While the pro-Kremlin media have been cheerleading Russia’s bombing campaign there since it began on Sept. 30, the Defense Ministry has been online, providing stirring images of its strikes against the Islamic State and other militants.
For example, watch this video released Tuesday of a Russian Su-24 on a sortie from an airbase near the Syrian city of Latakia:
The images and footage are part of a PR effort aimed at selling the war to the population. With the help of social media, Kremlin propagandists are also making the campaign look sleek and efficient in order to court the country’s youth — or “Generation Putin,” as the Wall Street Journal reports.
It's also an opportunity to show off the country’s military prowess as Moscow squares off with the West in a Cold War-style geopolitical showdown. Russia may not have wanted to promote its military presence in rebel-held eastern Ukraine, but it fully stands behind the airstrikes in Syria.
More from GlobalPost: This is what the Russians are saying about Moscow’s airstrikes in Syria
True, the United States and its allies have been known to publicize their own military airstrikes, too.
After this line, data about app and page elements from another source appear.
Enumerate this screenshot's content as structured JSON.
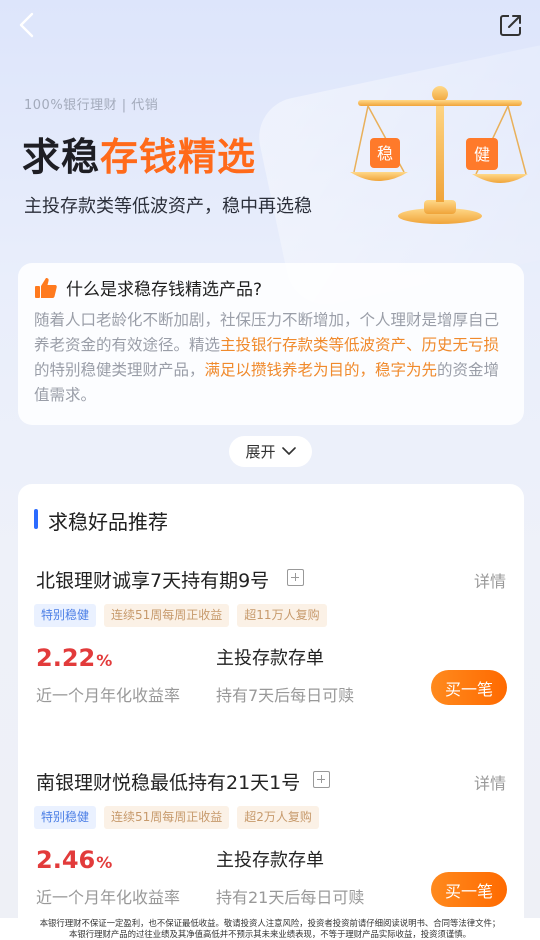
{
  "nav": {
    "back_icon": "chevron-left-icon",
    "share_icon": "share-external-icon"
  },
  "hero": {
    "sub_brand": "100%银行理财 | 代销",
    "title_part1": "求稳",
    "title_part2": "存钱精选",
    "subtitle": "主投存款类等低波资产，稳中再选稳",
    "scale_left_char": "稳",
    "scale_right_char": "健"
  },
  "info": {
    "title": "什么是求稳存钱精选产品?",
    "p1": "随着人口老龄化不断加剧，社保压力不断增加，个人理财是增厚自己养老资金的有效途径。精选",
    "hl1": "主投银行存款类等低波资产、历史无亏损",
    "p2": "的特别稳健类理财产品，",
    "hl2": "满足以攒钱养老为目的，稳字为先",
    "p3": "的资金增值需求。"
  },
  "expand": {
    "label": "展开"
  },
  "recommend": {
    "title": "求稳好品推荐",
    "products": [
      {
        "name": "北银理财诚享7天持有期9号",
        "detail": "详情",
        "tags": [
          "特别稳健",
          "连续51周每周正收益",
          "超11万人复购"
        ],
        "rate": "2.22",
        "rate_unit": "%",
        "rate_label": "近一个月年化收益率",
        "type": "主投存款存单",
        "redeem": "持有7天后每日可赎",
        "buy": "买一笔"
      },
      {
        "name": "南银理财悦稳最低持有21天1号",
        "detail": "详情",
        "tags": [
          "特别稳健",
          "连续51周每周正收益",
          "超2万人复购"
        ],
        "rate": "2.46",
        "rate_unit": "%",
        "rate_label": "近一个月年化收益率",
        "type": "主投存款存单",
        "redeem": "持有21天后每日可赎",
        "buy": "买一笔"
      }
    ]
  },
  "disclaimer": {
    "line1": "本银行理财不保证一定盈利，也不保证最低收益。敬请投资人注意风险，投资者投资前请仔细阅读说明书、合同等法律文件；",
    "line2": "本银行理财产品的过往业绩及其净值高低并不预示其未来业绩表现，不等于理财产品实际收益，投资须谨慎。"
  },
  "colors": {
    "accent_orange": "#ff6a1a",
    "rate_red": "#e23b3b",
    "title_bar_blue": "#2b6bff"
  }
}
But in Russia’s case, it reflects a new development that might worry the West.
Experts say the Kremlin has boosted the military’s strength and professionalism in recent years through various reforms, even though they’ve been aimed mostly at improving the army’s capabilities within the former Soviet Union.
“The situation today differs fundamentally from that of the Cold War,” says a recent report from the European Council on Foreign Relations. “Russia now has the advantage of geographic proximity to the potential frontline, and can move fast and without warning, unlike Europe.”
Virtual weapons porn — such as this video of new, submarine-fired cruise missiles flying off into Syria last month — probably is helping drive that idea home:
But behind Russia's showmanship lies what critics say is a dark truth: Not only do Western leaders accuse Moscow of targeting moderate rebels — they say the Russian Air Force has also indiscriminately bombed civilians.
On Wednesday, a pro-opposition Syria monitoring group made the startling claim that Russian airstrikes in Syria allegedly have killed 1,015 civilians, including more than 200 children, since they started almost four months ago. (The US-led coalition and various militant groups have also been blamed for heavy civilian casualties while fighting in Syria and Iraq.)
The Kremlin says its involvement in Syria is to fight terrorists, even though it has also acknowledged sending military equipment to help Syrian President Bashar al-Assad, an ally of President Vladimir Putin. Assad considers all militants fighting his government to be terrorists, including fighters somewhat friendly to the West.
Russian airstrikes have killed more than 1,000 non-IS insurgents, alleges the Syrian Observatory for Human Rights.
Military strikes against non-IS targets are only hurting the cause, according to the Syrian Emergency Task Force advocacy group in Washington, DC.
“This not only represents an endless humanitarian horror,” the group's deputy director Evan Barrett wrote this week in Foreign Policy, “but the brutal destruction of the very community the West will need to work with to defeat the Islamic State.”
Senior Correspondent Dan Peleschuk is based in Kyiv, Ukraine.